Assignment - Write every line of the following listing exactly as it reads.

--- Source material ---

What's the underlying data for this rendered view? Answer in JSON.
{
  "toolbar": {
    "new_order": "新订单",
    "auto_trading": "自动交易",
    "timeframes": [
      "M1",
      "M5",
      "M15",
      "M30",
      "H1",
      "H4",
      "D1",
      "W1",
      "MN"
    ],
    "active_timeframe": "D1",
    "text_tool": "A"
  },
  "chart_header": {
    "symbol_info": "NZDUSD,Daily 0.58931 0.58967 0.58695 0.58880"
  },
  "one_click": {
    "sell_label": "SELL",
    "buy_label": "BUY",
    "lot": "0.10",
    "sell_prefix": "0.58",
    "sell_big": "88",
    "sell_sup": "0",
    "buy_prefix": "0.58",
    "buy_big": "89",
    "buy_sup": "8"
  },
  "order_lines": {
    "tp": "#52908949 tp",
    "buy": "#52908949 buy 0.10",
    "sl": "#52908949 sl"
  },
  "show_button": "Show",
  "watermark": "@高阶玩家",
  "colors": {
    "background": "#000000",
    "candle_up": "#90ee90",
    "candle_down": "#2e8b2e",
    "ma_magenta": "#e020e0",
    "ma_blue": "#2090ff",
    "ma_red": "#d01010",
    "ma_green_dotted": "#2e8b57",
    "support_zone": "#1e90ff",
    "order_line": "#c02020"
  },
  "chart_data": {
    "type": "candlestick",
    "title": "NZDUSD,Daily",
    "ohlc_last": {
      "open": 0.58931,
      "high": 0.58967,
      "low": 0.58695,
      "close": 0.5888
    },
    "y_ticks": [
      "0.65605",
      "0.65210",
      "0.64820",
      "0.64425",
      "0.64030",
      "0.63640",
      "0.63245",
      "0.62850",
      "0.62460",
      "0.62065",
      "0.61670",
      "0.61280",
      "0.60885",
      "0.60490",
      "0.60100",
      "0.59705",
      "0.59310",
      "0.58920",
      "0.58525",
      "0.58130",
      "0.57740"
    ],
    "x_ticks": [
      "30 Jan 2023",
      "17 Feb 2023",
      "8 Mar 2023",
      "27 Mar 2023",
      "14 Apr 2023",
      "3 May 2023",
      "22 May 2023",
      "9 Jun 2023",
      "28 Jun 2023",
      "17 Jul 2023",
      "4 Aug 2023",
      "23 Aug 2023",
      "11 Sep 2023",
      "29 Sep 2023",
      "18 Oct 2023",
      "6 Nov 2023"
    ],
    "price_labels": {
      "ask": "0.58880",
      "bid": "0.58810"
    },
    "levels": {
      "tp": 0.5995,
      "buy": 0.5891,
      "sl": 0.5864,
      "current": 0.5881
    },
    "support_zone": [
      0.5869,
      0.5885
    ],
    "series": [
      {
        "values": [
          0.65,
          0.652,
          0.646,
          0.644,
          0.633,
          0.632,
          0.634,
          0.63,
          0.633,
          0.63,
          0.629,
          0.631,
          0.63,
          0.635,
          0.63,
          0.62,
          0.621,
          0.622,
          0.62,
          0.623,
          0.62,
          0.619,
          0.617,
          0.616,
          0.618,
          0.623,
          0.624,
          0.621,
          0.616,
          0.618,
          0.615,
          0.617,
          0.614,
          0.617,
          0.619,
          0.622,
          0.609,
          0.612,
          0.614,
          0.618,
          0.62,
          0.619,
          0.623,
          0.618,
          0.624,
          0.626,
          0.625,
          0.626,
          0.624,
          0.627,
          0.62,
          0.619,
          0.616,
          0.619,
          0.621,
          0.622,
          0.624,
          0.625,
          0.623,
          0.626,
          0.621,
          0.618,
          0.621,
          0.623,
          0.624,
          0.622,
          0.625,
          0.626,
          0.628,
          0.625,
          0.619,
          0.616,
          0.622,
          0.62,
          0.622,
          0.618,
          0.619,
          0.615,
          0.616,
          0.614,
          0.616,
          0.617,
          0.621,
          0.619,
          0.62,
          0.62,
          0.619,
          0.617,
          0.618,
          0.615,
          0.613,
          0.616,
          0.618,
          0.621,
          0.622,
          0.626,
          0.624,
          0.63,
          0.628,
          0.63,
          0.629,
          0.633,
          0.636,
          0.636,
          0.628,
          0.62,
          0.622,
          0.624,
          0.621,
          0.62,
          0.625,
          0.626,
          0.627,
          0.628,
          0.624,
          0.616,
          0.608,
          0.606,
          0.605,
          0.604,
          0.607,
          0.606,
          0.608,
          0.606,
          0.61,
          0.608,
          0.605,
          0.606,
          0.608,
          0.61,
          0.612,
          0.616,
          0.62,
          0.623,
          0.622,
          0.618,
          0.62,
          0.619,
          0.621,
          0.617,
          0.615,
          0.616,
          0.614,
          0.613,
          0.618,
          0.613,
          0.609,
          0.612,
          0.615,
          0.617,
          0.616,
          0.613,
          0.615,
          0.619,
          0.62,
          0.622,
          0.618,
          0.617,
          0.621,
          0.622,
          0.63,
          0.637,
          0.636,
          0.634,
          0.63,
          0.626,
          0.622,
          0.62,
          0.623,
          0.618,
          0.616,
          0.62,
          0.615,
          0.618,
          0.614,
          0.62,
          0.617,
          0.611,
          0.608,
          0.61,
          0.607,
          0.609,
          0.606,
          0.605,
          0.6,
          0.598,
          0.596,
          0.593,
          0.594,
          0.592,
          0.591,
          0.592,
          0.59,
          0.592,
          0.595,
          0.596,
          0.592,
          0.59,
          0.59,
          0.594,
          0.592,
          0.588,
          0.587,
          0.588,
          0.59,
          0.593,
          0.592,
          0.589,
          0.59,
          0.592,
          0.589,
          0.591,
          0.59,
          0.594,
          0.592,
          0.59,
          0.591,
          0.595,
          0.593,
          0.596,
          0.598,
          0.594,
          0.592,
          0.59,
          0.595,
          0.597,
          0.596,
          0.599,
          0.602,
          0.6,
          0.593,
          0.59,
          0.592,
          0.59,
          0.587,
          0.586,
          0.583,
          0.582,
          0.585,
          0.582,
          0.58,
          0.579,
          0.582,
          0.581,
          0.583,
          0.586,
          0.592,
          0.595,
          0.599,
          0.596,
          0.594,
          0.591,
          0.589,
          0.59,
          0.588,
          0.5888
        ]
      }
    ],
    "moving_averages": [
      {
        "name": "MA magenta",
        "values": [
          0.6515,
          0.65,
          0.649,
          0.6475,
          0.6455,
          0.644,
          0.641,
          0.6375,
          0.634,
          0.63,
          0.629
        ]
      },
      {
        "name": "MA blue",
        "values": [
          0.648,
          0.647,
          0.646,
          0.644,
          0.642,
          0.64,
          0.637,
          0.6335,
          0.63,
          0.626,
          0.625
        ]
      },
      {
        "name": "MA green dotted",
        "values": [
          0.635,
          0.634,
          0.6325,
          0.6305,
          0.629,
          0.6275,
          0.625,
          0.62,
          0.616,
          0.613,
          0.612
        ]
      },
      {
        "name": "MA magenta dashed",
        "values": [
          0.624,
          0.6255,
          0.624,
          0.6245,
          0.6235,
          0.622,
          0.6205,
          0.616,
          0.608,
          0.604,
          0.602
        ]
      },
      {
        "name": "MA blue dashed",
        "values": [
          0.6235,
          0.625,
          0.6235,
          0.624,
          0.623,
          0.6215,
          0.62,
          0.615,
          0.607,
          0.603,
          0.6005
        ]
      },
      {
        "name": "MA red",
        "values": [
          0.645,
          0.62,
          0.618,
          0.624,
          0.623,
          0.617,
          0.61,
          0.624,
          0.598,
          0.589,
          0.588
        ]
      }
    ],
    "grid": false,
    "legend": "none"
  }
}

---

Output below -
What's the underlying data for this rendered view? Answer in JSON.
{
  "toolbar": {
    "new_order": "新订单",
    "auto_trading": "自动交易",
    "timeframes": [
      "M1",
      "M5",
      "M15",
      "M30",
      "H1",
      "H4",
      "D1",
      "W1",
      "MN"
    ],
    "active_timeframe": "D1",
    "text_tool": "A"
  },
  "chart_header": {
    "symbol_info": "NZDUSD,Daily 0.58931 0.58967 0.58695 0.58880"
  },
  "one_click": {
    "sell_label": "SELL",
    "buy_label": "BUY",
    "lot": "0.10",
    "sell_prefix": "0.58",
    "sell_big": "88",
    "sell_sup": "0",
    "buy_prefix": "0.58",
    "buy_big": "89",
    "buy_sup": "8"
  },
  "order_lines": {
    "tp": "#52908949 tp",
    "buy": "#52908949 buy 0.10",
    "sl": "#52908949 sl"
  },
  "show_button": "Show",
  "watermark": "@高阶玩家",
  "colors": {
    "background": "#000000",
    "candle_up": "#90ee90",
    "candle_down": "#2e8b2e",
    "ma_magenta": "#e020e0",
    "ma_blue": "#2090ff",
    "ma_red": "#d01010",
    "ma_green_dotted": "#2e8b57",
    "support_zone": "#1e90ff",
    "order_line": "#c02020"
  },
  "chart_data": {
    "type": "candlestick",
    "title": "NZDUSD,Daily",
    "ohlc_last": {
      "open": 0.58931,
      "high": 0.58967,
      "low": 0.58695,
      "close": 0.5888
    },
    "y_ticks": [
      "0.65605",
      "0.65210",
      "0.64820",
      "0.64425",
      "0.64030",
      "0.63640",
      "0.63245",
      "0.62850",
      "0.62460",
      "0.62065",
      "0.61670",
      "0.61280",
      "0.60885",
      "0.60490",
      "0.60100",
      "0.59705",
      "0.59310",
      "0.58920",
      "0.58525",
      "0.58130",
      "0.57740"
    ],
    "x_ticks": [
      "30 Jan 2023",
      "17 Feb 2023",
      "8 Mar 2023",
      "27 Mar 2023",
      "14 Apr 2023",
      "3 May 2023",
      "22 May 2023",
      "9 Jun 2023",
      "28 Jun 2023",
      "17 Jul 2023",
      "4 Aug 2023",
      "23 Aug 2023",
      "11 Sep 2023",
      "29 Sep 2023",
      "18 Oct 2023",
      "6 Nov 2023"
    ],
    "price_labels": {
      "ask": "0.58880",
      "bid": "0.58810"
    },
    "levels": {
      "tp": 0.5995,
      "buy": 0.5891,
      "sl": 0.5864,
      "current": 0.5881
    },
    "support_zone": [
      0.5869,
      0.5885
    ],
    "series": [
      {
        "values": [
          0.65,
          0.652,
          0.646,
          0.644,
          0.633,
          0.632,
          0.634,
          0.63,
          0.633,
          0.63,
          0.629,
          0.631,
          0.63,
          0.635,
          0.63,
          0.62,
          0.621,
          0.622,
          0.62,
          0.623,
          0.62,
          0.619,
          0.617,
          0.616,
          0.618,
          0.623,
          0.624,
          0.621,
          0.616,
          0.618,
          0.615,
          0.617,
          0.614,
          0.617,
          0.619,
          0.622,
          0.609,
          0.612,
          0.614,
          0.618,
          0.62,
          0.619,
          0.623,
          0.618,
          0.624,
          0.626,
          0.625,
          0.626,
          0.624,
          0.627,
          0.62,
          0.619,
          0.616,
          0.619,
          0.621,
          0.622,
          0.624,
          0.625,
          0.623,
          0.626,
          0.621,
          0.618,
          0.621,
          0.623,
          0.624,
          0.622,
          0.625,
          0.626,
          0.628,
          0.625,
          0.619,
          0.616,
          0.622,
          0.62,
          0.622,
          0.618,
          0.619,
          0.615,
          0.616,
          0.614,
          0.616,
          0.617,
          0.621,
          0.619,
          0.62,
          0.62,
          0.619,
          0.617,
          0.618,
          0.615,
          0.613,
          0.616,
          0.618,
          0.621,
          0.622,
          0.626,
          0.624,
          0.63,
          0.628,
          0.63,
          0.629,
          0.633,
          0.636,
          0.636,
          0.628,
          0.62,
          0.622,
          0.624,
          0.621,
          0.62,
          0.625,
          0.626,
          0.627,
          0.628,
          0.624,
          0.616,
          0.608,
          0.606,
          0.605,
          0.604,
          0.607,
          0.606,
          0.608,
          0.606,
          0.61,
          0.608,
          0.605,
          0.606,
          0.608,
          0.61,
          0.612,
          0.616,
          0.62,
          0.623,
          0.622,
          0.618,
          0.62,
          0.619,
          0.621,
          0.617,
          0.615,
          0.616,
          0.614,
          0.613,
          0.618,
          0.613,
          0.609,
          0.612,
          0.615,
          0.617,
          0.616,
          0.613,
          0.615,
          0.619,
          0.62,
          0.622,
          0.618,
          0.617,
          0.621,
          0.622,
          0.63,
          0.637,
          0.636,
          0.634,
          0.63,
          0.626,
          0.622,
          0.62,
          0.623,
          0.618,
          0.616,
          0.62,
          0.615,
          0.618,
          0.614,
          0.62,
          0.617,
          0.611,
          0.608,
          0.61,
          0.607,
          0.609,
          0.606,
          0.605,
          0.6,
          0.598,
          0.596,
          0.593,
          0.594,
          0.592,
          0.591,
          0.592,
          0.59,
          0.592,
          0.595,
          0.596,
          0.592,
          0.59,
          0.59,
          0.594,
          0.592,
          0.588,
          0.587,
          0.588,
          0.59,
          0.593,
          0.592,
          0.589,
          0.59,
          0.592,
          0.589,
          0.591,
          0.59,
          0.594,
          0.592,
          0.59,
          0.591,
          0.595,
          0.593,
          0.596,
          0.598,
          0.594,
          0.592,
          0.59,
          0.595,
          0.597,
          0.596,
          0.599,
          0.602,
          0.6,
          0.593,
          0.59,
          0.592,
          0.59,
          0.587,
          0.586,
          0.583,
          0.582,
          0.585,
          0.582,
          0.58,
          0.579,
          0.582,
          0.581,
          0.583,
          0.586,
          0.592,
          0.595,
          0.599,
          0.596,
          0.594,
          0.591,
          0.589,
          0.59,
          0.588,
          0.5888
        ]
      }
    ],
    "moving_averages": [
      {
        "name": "MA magenta",
        "values": [
          0.6515,
          0.65,
          0.649,
          0.6475,
          0.6455,
          0.644,
          0.641,
          0.6375,
          0.634,
          0.63,
          0.629
        ]
      },
      {
        "name": "MA blue",
        "values": [
          0.648,
          0.647,
          0.646,
          0.644,
          0.642,
          0.64,
          0.637,
          0.6335,
          0.63,
          0.626,
          0.625
        ]
      },
      {
        "name": "MA green dotted",
        "values": [
          0.635,
          0.634,
          0.6325,
          0.6305,
          0.629,
          0.6275,
          0.625,
          0.62,
          0.616,
          0.613,
          0.612
        ]
      },
      {
        "name": "MA magenta dashed",
        "values": [
          0.624,
          0.6255,
          0.624,
          0.6245,
          0.6235,
          0.622,
          0.6205,
          0.616,
          0.608,
          0.604,
          0.602
        ]
      },
      {
        "name": "MA blue dashed",
        "values": [
          0.6235,
          0.625,
          0.6235,
          0.624,
          0.623,
          0.6215,
          0.62,
          0.615,
          0.607,
          0.603,
          0.6005
        ]
      },
      {
        "name": "MA red",
        "values": [
          0.645,
          0.62,
          0.618,
          0.624,
          0.623,
          0.617,
          0.61,
          0.624,
          0.598,
          0.589,
          0.588
        ]
      }
    ],
    "grid": false,
    "legend": "none"
  }
}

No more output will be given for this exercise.